Dataset content:
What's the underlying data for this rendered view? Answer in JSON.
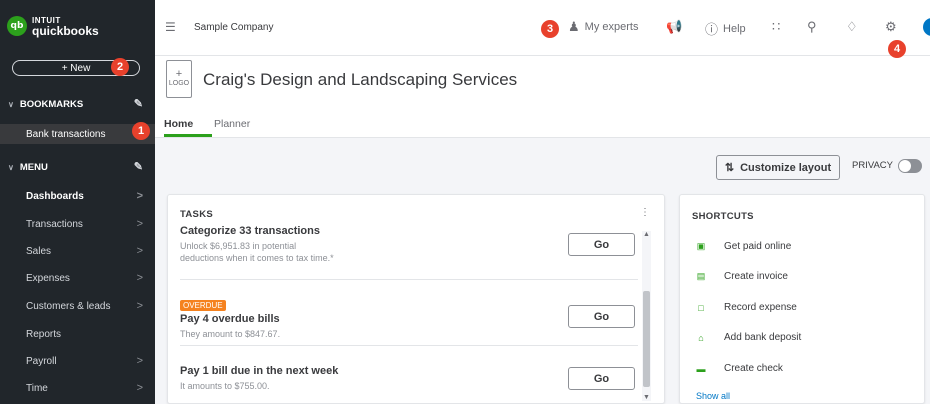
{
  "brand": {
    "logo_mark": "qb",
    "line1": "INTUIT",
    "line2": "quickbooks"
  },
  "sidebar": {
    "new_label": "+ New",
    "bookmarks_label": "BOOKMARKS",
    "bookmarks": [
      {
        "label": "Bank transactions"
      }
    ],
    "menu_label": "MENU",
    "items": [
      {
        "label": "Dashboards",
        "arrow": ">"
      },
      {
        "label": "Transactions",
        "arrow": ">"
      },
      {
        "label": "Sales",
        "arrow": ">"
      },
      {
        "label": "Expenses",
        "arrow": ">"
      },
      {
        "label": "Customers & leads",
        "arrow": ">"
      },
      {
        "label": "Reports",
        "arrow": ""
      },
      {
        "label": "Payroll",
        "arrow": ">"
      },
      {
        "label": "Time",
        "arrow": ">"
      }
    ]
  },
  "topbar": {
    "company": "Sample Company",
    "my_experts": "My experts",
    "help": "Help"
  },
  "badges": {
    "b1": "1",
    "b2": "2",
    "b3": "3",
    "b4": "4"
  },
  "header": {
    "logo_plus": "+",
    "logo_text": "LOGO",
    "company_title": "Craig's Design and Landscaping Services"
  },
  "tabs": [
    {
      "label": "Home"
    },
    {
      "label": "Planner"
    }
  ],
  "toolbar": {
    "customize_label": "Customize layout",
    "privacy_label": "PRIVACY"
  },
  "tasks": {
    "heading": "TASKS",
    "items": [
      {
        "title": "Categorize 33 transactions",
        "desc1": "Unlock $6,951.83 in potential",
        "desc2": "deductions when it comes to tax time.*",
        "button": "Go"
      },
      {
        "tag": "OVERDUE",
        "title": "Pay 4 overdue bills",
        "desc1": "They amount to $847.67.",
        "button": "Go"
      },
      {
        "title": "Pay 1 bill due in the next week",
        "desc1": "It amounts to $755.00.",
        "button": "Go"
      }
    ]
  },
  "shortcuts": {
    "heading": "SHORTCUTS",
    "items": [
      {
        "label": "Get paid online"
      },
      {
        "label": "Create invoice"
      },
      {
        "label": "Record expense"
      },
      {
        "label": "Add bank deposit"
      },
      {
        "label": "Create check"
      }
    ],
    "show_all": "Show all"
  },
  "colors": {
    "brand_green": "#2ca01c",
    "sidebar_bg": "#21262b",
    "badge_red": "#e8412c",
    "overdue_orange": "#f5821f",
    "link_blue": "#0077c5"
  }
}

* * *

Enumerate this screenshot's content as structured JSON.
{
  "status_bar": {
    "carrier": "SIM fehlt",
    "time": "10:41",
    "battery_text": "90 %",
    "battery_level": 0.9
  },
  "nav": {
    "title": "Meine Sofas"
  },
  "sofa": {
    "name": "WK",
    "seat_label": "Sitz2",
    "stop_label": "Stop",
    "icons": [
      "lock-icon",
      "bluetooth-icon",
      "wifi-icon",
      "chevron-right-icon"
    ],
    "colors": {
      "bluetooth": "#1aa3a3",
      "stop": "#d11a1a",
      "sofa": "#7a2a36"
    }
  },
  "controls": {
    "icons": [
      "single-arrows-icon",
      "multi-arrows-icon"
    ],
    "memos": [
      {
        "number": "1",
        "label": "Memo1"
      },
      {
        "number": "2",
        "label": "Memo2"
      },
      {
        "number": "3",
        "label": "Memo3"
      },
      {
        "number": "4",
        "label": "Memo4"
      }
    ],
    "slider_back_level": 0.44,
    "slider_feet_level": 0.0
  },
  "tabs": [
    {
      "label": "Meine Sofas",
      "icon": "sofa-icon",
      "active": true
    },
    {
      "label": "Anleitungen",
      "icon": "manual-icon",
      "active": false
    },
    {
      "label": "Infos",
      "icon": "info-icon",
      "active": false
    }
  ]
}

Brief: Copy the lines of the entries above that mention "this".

Output below:
What's the underlying data for this rendered view? Answer in JSON.
Enumerate this screenshot's content as structured JSON.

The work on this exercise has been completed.